[[ Records to process, beginning ]]

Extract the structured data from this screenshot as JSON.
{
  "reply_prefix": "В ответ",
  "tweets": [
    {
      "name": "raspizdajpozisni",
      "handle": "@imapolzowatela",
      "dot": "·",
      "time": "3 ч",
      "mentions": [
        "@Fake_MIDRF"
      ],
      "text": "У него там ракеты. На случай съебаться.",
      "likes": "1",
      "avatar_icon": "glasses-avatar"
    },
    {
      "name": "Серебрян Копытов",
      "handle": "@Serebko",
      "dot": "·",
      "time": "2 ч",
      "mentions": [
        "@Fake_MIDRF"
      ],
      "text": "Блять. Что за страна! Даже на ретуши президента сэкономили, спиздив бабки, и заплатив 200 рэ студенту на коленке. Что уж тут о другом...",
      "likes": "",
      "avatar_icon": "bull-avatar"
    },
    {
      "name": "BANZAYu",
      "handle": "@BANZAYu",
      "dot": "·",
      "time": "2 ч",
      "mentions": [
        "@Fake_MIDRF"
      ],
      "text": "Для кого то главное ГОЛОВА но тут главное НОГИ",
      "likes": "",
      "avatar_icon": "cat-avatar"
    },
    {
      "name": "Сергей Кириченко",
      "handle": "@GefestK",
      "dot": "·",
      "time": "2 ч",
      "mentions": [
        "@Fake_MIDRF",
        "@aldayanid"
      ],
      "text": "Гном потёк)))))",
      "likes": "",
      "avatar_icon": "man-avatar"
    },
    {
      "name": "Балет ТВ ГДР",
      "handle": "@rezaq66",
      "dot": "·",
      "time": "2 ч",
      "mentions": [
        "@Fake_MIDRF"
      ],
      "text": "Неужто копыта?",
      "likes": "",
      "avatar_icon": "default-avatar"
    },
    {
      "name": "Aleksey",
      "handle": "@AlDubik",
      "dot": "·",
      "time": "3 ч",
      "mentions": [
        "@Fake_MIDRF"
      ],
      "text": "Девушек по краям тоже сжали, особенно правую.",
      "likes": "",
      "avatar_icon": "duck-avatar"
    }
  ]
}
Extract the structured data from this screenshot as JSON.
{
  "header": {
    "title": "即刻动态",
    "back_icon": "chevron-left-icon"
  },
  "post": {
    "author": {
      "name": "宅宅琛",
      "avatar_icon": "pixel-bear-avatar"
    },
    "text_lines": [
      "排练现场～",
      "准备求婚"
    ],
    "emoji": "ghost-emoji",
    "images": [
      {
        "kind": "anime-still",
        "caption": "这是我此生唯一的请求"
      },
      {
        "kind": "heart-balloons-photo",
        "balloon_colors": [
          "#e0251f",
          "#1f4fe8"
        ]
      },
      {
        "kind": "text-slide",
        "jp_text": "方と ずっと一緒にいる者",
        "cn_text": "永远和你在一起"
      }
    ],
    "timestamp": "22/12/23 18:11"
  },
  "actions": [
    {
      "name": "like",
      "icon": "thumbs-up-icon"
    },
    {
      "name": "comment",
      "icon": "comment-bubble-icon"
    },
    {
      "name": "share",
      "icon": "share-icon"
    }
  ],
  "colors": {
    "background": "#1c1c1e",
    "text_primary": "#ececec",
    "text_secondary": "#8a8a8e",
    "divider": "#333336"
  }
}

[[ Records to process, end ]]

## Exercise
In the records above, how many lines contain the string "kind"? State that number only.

## Your solution
3